As put by one TPAQ member: “The impact of these changes could result in resources that are used to support students and learning being forced into administrative and bureaucratic processes to respond to timelines that are not appropriate, plans that are not required and appeals that are complaints or ‘pleas’ for more adjustments and no consequences for inappropriate behaviour.”

Racial Discrimination

This Bill seeks to further reiterate a level of discrimination within the schooling system, promoting different approaches to SSPs on the basis of race. Although this Bill’s explanatory notes state that under the Anti-Discrimination Act 1991, the refusal of a SSP to someone who is not Aboriginal or Torres Strait Islander is not ‘unlawful discrimination,’ it is clearly discrimination, nonetheless.

This is yet another reason the schooling system must be decentralised, as the government’s own tick box initiatives are now actively forcing schools to discriminate their treatment of students based solely on their race.

This is a far cry from one of the supposed objectives of this Bill: to “protect students.” Although this level of blatant discrimination is present in legislation in various states across Australia, injustice in another’s policy is not justification for injustice in your own. The fact is that if this Bill passes as is, children of a non-Indigenous background that desperately need SSPs to be effective students could miss out in favour of an Indigenous person that does not actually need one - purely on the basis of yet another blanket ‘one size fits all’ DoE policy.

It is insulting to Aboriginal and Torres Strait Islander people and strikes at the core problem which is centralised decision-making within our education system.

Local school staff and principals are best placed to make these decisions as they understand the intricacies of the day-to-day operations of their school.
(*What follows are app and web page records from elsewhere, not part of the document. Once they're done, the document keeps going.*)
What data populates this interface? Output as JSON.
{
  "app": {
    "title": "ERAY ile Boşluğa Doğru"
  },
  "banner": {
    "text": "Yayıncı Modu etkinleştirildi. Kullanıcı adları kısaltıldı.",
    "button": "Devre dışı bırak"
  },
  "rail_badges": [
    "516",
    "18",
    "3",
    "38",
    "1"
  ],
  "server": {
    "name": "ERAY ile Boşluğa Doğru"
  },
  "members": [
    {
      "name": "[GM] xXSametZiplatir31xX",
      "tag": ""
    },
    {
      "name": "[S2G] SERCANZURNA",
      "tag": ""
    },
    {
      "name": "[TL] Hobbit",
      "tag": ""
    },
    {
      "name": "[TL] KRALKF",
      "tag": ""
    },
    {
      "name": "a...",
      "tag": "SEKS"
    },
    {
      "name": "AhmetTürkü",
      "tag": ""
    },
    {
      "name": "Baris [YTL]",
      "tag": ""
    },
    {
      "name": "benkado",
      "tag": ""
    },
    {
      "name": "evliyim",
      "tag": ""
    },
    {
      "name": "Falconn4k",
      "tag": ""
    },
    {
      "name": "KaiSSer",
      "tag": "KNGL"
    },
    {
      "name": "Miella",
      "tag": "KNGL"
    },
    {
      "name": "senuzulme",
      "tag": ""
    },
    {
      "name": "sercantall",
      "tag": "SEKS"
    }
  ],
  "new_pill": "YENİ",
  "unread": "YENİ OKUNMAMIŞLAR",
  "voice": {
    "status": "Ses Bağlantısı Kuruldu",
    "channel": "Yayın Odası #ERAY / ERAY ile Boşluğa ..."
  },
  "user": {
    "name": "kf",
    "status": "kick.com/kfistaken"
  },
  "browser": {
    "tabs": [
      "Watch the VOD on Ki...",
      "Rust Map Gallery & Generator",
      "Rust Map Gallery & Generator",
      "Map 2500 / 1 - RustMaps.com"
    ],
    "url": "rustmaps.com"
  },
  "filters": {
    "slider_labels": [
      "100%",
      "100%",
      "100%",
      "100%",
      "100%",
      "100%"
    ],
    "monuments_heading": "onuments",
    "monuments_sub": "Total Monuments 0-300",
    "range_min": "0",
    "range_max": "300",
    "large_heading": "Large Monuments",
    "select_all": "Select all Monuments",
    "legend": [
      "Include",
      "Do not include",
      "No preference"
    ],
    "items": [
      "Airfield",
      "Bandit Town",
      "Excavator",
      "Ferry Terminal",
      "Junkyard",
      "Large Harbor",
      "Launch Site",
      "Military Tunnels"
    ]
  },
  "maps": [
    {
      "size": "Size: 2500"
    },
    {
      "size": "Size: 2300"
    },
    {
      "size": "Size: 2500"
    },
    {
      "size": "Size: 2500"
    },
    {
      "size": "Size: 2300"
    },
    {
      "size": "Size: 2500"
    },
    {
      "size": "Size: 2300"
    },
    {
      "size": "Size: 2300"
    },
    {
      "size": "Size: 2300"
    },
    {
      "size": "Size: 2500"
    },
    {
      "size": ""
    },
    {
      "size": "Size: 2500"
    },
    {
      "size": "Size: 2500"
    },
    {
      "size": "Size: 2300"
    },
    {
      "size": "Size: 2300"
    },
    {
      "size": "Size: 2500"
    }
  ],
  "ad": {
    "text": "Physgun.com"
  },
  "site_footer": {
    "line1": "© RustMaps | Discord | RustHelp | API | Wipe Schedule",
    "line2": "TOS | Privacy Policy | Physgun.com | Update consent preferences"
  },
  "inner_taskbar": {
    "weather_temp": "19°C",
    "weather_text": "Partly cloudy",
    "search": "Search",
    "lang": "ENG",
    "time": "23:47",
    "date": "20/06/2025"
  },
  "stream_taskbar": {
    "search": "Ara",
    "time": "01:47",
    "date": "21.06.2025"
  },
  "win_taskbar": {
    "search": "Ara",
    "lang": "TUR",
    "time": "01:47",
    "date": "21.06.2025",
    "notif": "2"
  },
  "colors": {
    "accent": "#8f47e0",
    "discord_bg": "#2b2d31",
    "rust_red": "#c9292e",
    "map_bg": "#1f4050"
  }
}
They know staffing arrangements, how best to engage with the student’s family to support them, and resourcing capabilities - which will not be explicitly increased by the Government despite the additional workload that would be generated should this Bill pass.

One of this Bill’s other objectives is to acknowledge “wellbeing, inclusion and diversity.” Seemingly, the government’s way of achieving this is to ‘acknowledge’ differences in racial background and then actively discriminate on that basis. Each student has different circumstances, so to group one race of people together and enforce a specific policy for them is counterproductive and completely abhorrent. This amendment is in stark opposition to the Bill’s objectives.

Removal of Gendered Language

The State Government’s obsession with gender ideology also features as part of this Bill, as it seeks the removal of language such as “he, she, his, him or her.” Our education system is in crisis and the Government is focused on pursuing fringe social issues.

This sinister transition to denying basic reality within our schooling system is dangerous for students and teachers alike. Already there is an extremely heavy burden on teachers having to deal with students who have gender dysphoria, and the reinforcement of this ideology, though subtle, clearly shows where the government’s head is at.

Teachers are now expected to deal with psychological issues that they are not equipped to manage, which contributes to the workforce shortage. The State Government embracing this ideology does not increase student wellbeing, but only serves to worsen the ability of schools to handle it.

Teachers cannot be expected, as part of their employment, to embrace this radical gender ideology that is tearing at the fabric of society. Teachers need to be supported by the DoE, not used by this Government as political pawns.

Our education system must be unashamedly steeped in reality. This is only achievable once the control of schooling is returned back to local parents, teachers and principals.

Like much of contents of this Bill, the proposed amendments actively contradict its policy objectives. If this passes, it will further cripple the state of education in Queensland whereby teachers, principals, parents and students are beholden to centralised, inefficient, and unaccountable bureaucracy. 


If you have any feedback regarding this submission please email hotline@tpaq.com.au or callus on 1300 252 777